ASI Supports COOL for Lamb
May 22, 2015

The House Agriculture Committee voted 38-6 to repeal a country-of-origin labeling (COOL) law for beef, pork and poultry this week while leaving the requirements in place for lamb.

This action came just two days after the World Trade Organization (WTO) ruled against parts of the law. The labels tell consumers where the meat is born, raised and slaughtered. The WTO ruled May 18 that the U.S. labels put Canadian and Mexican livestock at a disadvantage.

House Agriculture Committee Chairman Mike Conaway (Texas) has long backed the meat industry's call for repeal. Along with several of his colleagues, he introduced the legislation to repeal the labeling requirements hours after the WTO decision. He said the bill is a "targeted" response.

The American Sheep Industry Association (ASI) responded to Conaway's introduction of the bill, H.R. 2393, with a letter of endorsement and appreciation for allowing the labeling of lamb to continue.

ASI policy has strongly supported the required identification of lamb for nearly 25 years and lamb-promotion organizations have emphasized American lamb in national advertising since the 1960's.

ASI Executive Director Peter Orwick applauded the Chairman's approach saying, "This is consistent with that of the Agriculture Committee leaders' debate on COOL during the Farm Bill nearly two years ago."

All but six of the committee's Democrats supported the bill. Rep. Collin Peterson (Minn.), the panel's top Democrat and a longtime supporter of the labeling, was one of the few to vote against it. He said there is still time to find a "workable North American solution."
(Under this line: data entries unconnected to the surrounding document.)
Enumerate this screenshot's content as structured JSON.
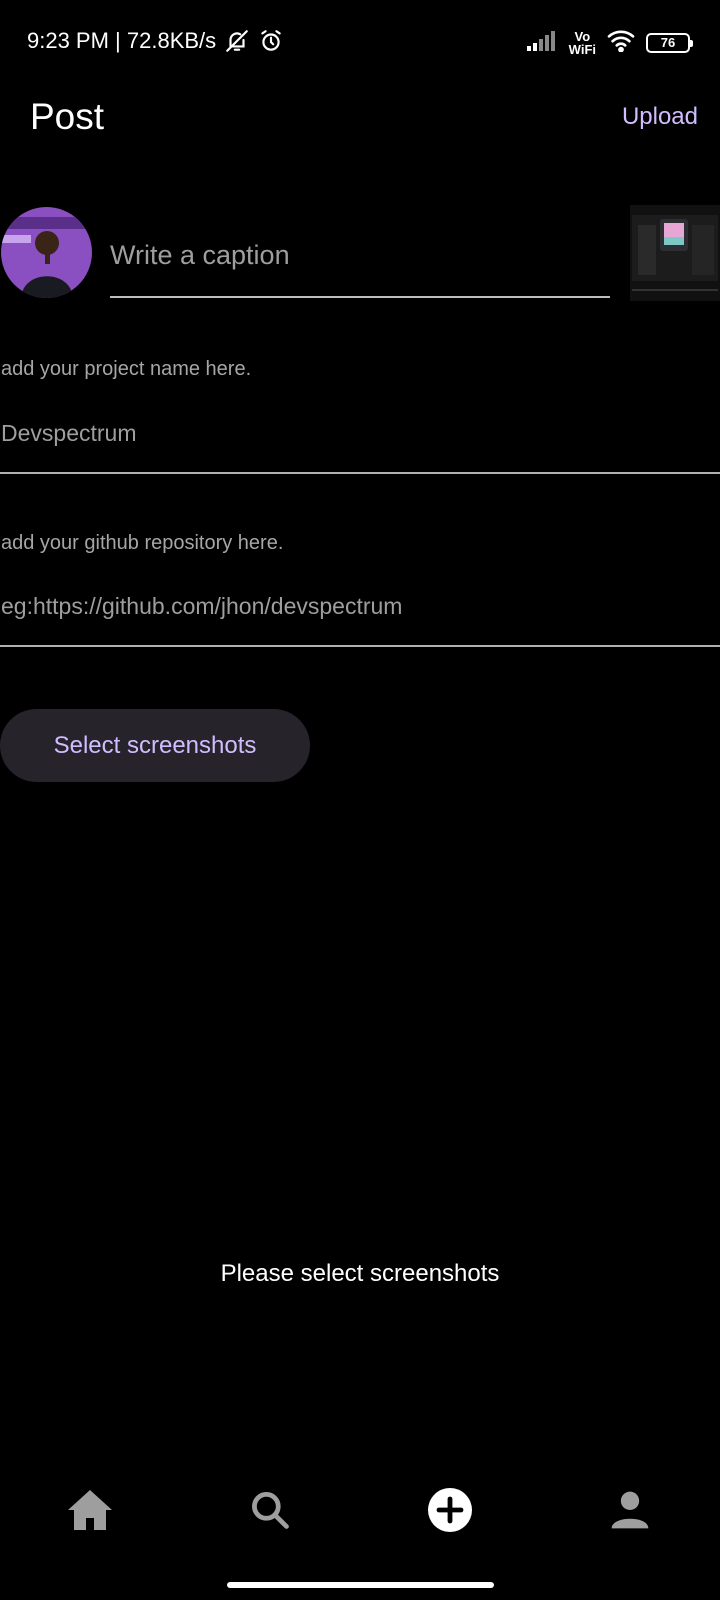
{
  "status_bar": {
    "time_speed": "9:23 PM | 72.8KB/s",
    "vowifi_top": "Vo",
    "vowifi_bottom": "WiFi",
    "battery": "76",
    "icons": [
      "mute-bell-icon",
      "alarm-icon",
      "signal-icon",
      "wifi-icon",
      "battery-icon"
    ]
  },
  "app_bar": {
    "title": "Post",
    "upload_label": "Upload"
  },
  "caption": {
    "placeholder": "Write a caption"
  },
  "project_field": {
    "hint": "add your project name here.",
    "value": "Devspectrum"
  },
  "github_field": {
    "hint": "add your github repository here.",
    "value": "eg:https://github.com/jhon/devspectrum"
  },
  "select_button_label": "Select screenshots",
  "empty_state": "Please select screenshots",
  "bottom_nav": {
    "items": [
      "home-icon",
      "search-icon",
      "add-post-icon",
      "profile-icon"
    ]
  },
  "colors": {
    "accent": "#d1bcff",
    "background": "#000000",
    "button_bg": "#26232b"
  }
}
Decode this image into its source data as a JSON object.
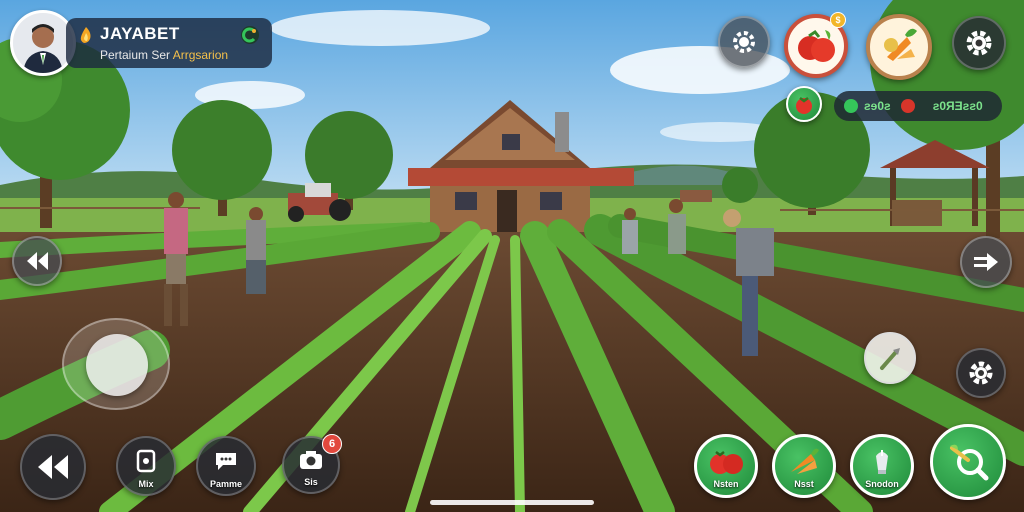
{
  "profile": {
    "title": "JAYABET",
    "subtitle_prefix": "Pertaium Ser ",
    "subtitle_accent": "Arrgsarion",
    "avatar_icon": "player-avatar",
    "brand_icon": "flame-icon",
    "badge_icon": "c-badge-icon"
  },
  "top_buttons": {
    "settings_gear_badge_icon": "gear-badge-icon",
    "tomato_basket_icon": "tomato-icon",
    "vegetables_icon": "vegetables-icon",
    "settings_icon": "gear-icon"
  },
  "stats": {
    "icon_a": "tomato-icon",
    "value_a": "ƨɘ0ƨ",
    "value_b": "ƨ0ЯƎƨƨ0",
    "icon_b": "green-leaf-icon"
  },
  "side_controls": {
    "left_arrow_icon": "double-arrow-left-icon",
    "right_arrow_icon": "arrow-right-icon",
    "tool_icon": "hoe-icon",
    "gear_icon": "gear-icon"
  },
  "bottom_left": [
    {
      "icon": "rewind-icon",
      "label": ""
    },
    {
      "icon": "phone-icon",
      "label": "Mix"
    },
    {
      "icon": "chat-icon",
      "label": "Pamme"
    },
    {
      "icon": "camera-icon",
      "label": "Sis",
      "badge": "6"
    }
  ],
  "bottom_right": [
    {
      "icon": "tomato-icon",
      "label": "Nsten"
    },
    {
      "icon": "carrot-icon",
      "label": "Nsst"
    },
    {
      "icon": "watering-icon",
      "label": "Snodon"
    },
    {
      "icon": "search-leaf-icon",
      "label": ""
    }
  ],
  "colors": {
    "accent_green": "#1f8a3a",
    "panel_dark": "#1c2a40",
    "notification_red": "#e2483d"
  }
}
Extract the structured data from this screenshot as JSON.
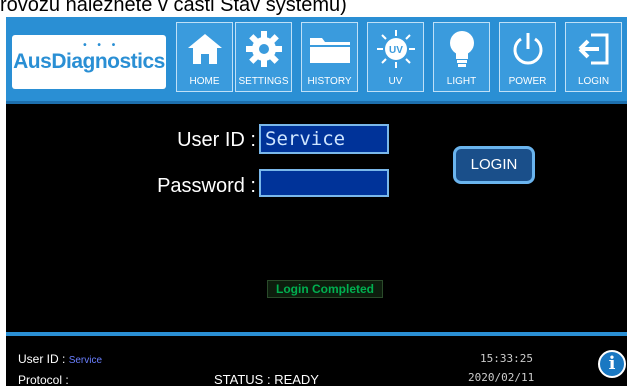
{
  "caption": "rovozu naleznete v části Stav systému)",
  "brand": {
    "name": "AusDiagnostics",
    "dots": "• • •"
  },
  "nav": [
    {
      "label": "HOME",
      "icon": "home-icon"
    },
    {
      "label": "SETTINGS",
      "icon": "gear-icon"
    },
    {
      "label": "HISTORY",
      "icon": "folder-icon"
    },
    {
      "label": "UV",
      "icon": "uv-lamp-icon"
    },
    {
      "label": "LIGHT",
      "icon": "lightbulb-icon"
    },
    {
      "label": "POWER",
      "icon": "power-icon"
    },
    {
      "label": "LOGIN",
      "icon": "login-icon"
    }
  ],
  "form": {
    "user_id_label": "User ID :",
    "user_id_value": "Service",
    "password_label": "Password :",
    "password_value": "",
    "login_button": "LOGIN",
    "message": "Login Completed"
  },
  "footer": {
    "user_id_label": "User ID :",
    "user_id_value": "Service",
    "protocol_label": "Protocol :",
    "protocol_value": "",
    "status": "STATUS : READY",
    "time": "15:33:25",
    "date": "2020/02/11"
  },
  "colors": {
    "accent": "#2a8fd4",
    "field_bg": "#003399",
    "success": "#00b050"
  }
}
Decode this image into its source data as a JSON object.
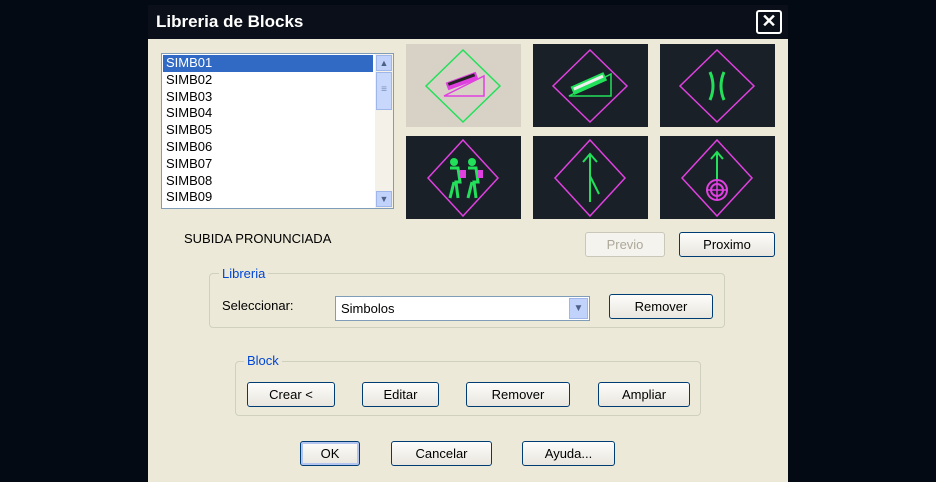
{
  "dialog": {
    "title": "Libreria de Blocks",
    "close_symbol": "✕"
  },
  "blocks_list": {
    "items": [
      "SIMB01",
      "SIMB02",
      "SIMB03",
      "SIMB04",
      "SIMB05",
      "SIMB06",
      "SIMB07",
      "SIMB08",
      "SIMB09"
    ],
    "selected": "SIMB01"
  },
  "thumbnails": [
    {
      "name": "thumb-subida-pronunciada-icon",
      "selected": true
    },
    {
      "name": "thumb-bajada-pronunciada-icon",
      "selected": false
    },
    {
      "name": "thumb-puente-angosto-icon",
      "selected": false
    },
    {
      "name": "thumb-peatones-icon",
      "selected": false
    },
    {
      "name": "thumb-incorporacion-icon",
      "selected": false
    },
    {
      "name": "thumb-circulo-icon",
      "selected": false
    }
  ],
  "preview": {
    "description": "SUBIDA PRONUNCIADA",
    "previo_label": "Previo",
    "proximo_label": "Proximo"
  },
  "libreria": {
    "group_label": "Libreria",
    "select_label": "Seleccionar:",
    "select_value": "Simbolos",
    "remove_label": "Remover"
  },
  "block": {
    "group_label": "Block",
    "crear_label": "Crear <",
    "editar_label": "Editar",
    "remover_label": "Remover",
    "ampliar_label": "Ampliar"
  },
  "footer": {
    "ok_label": "OK",
    "cancel_label": "Cancelar",
    "help_label": "Ayuda..."
  },
  "colors": {
    "sign_border": "#e040e0",
    "sign_symbol": "#22e05a",
    "selected_sign_border": "#22e05a",
    "selected_sign_symbol": "#e040e0",
    "list_selection": "#316ac5"
  }
}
On the Senate side, Senate Agriculture Committee Chairman Pat Roberts (Kan.) also has said he will move quickly to respond to the WTO ruling, but he has yet to introduce a bill.